((

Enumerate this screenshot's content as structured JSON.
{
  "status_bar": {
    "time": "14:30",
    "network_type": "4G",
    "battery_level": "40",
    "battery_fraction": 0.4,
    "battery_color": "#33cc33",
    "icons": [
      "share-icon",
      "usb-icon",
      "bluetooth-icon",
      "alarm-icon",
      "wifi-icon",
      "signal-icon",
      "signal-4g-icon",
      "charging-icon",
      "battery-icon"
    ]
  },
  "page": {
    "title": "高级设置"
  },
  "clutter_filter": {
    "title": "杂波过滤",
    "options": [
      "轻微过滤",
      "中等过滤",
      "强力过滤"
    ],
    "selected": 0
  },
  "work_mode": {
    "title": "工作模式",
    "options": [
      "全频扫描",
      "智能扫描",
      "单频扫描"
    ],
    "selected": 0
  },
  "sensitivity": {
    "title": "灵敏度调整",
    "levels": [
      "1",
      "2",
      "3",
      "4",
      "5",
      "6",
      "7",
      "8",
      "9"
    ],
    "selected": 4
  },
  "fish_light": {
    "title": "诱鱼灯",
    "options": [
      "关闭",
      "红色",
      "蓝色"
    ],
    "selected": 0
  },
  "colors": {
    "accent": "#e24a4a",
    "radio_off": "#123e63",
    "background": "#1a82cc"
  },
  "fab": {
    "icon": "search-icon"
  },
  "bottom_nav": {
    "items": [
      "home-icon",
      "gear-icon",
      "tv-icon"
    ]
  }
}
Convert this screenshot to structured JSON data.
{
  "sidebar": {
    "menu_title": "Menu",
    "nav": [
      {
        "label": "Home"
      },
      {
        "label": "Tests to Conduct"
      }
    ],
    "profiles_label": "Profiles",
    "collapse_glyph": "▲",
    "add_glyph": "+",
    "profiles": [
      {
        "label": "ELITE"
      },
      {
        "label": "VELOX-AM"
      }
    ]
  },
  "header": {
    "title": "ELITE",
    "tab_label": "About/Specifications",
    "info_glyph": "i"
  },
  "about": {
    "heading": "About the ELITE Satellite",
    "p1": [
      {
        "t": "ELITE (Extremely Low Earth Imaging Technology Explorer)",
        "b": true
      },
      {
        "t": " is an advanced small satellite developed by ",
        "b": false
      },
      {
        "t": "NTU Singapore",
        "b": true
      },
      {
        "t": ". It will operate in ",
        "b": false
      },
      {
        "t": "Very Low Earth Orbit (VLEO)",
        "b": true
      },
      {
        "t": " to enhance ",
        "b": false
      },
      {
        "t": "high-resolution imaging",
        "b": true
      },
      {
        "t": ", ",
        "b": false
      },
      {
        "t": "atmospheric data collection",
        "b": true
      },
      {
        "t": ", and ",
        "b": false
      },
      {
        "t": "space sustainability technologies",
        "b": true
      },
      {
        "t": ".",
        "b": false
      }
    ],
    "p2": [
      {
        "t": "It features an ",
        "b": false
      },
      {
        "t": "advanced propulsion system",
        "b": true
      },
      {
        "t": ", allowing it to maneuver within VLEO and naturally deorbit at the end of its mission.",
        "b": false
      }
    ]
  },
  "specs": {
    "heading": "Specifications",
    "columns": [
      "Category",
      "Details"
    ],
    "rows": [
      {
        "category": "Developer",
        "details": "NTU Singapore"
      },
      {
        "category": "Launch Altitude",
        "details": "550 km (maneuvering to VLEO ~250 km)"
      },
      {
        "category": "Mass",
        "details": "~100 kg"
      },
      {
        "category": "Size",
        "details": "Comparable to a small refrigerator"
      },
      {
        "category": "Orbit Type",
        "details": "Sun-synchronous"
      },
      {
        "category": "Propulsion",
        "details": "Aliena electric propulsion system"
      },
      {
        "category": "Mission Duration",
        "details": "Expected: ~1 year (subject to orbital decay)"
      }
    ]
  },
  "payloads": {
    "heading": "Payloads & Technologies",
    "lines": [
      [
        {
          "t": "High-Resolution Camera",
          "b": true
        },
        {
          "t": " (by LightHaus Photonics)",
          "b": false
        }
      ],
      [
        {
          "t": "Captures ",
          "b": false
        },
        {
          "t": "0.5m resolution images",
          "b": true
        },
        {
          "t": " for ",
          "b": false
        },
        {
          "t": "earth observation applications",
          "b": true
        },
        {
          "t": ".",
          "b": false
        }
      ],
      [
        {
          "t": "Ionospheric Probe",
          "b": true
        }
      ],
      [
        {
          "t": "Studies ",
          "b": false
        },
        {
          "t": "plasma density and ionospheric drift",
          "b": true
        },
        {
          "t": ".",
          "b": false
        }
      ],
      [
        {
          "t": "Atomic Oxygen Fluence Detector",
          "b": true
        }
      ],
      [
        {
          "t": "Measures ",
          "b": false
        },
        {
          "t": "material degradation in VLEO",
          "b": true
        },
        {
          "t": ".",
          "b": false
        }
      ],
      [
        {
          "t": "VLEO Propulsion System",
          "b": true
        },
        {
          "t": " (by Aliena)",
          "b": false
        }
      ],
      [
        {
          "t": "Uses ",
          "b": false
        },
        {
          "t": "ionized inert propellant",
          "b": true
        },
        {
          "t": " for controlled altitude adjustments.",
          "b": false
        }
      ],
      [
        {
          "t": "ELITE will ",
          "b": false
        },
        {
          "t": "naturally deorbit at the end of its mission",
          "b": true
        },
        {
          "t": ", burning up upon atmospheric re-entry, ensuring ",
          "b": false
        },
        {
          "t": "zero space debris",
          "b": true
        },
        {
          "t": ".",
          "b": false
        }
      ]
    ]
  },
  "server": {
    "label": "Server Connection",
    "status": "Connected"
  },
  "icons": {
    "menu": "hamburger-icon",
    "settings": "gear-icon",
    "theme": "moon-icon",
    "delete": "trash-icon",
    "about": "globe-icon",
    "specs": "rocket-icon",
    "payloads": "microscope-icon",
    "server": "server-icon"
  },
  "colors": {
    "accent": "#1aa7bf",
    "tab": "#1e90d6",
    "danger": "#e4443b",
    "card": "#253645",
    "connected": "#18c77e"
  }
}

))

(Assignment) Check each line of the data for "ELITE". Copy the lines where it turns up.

(Exercise output)
        "label": "ELITE"
    "title": "ELITE",
    "heading": "About the ELITE Satellite",
        "t": "ELITE (Extremely Low Earth Imaging Technology Explorer)",
          "t": "ELITE will ",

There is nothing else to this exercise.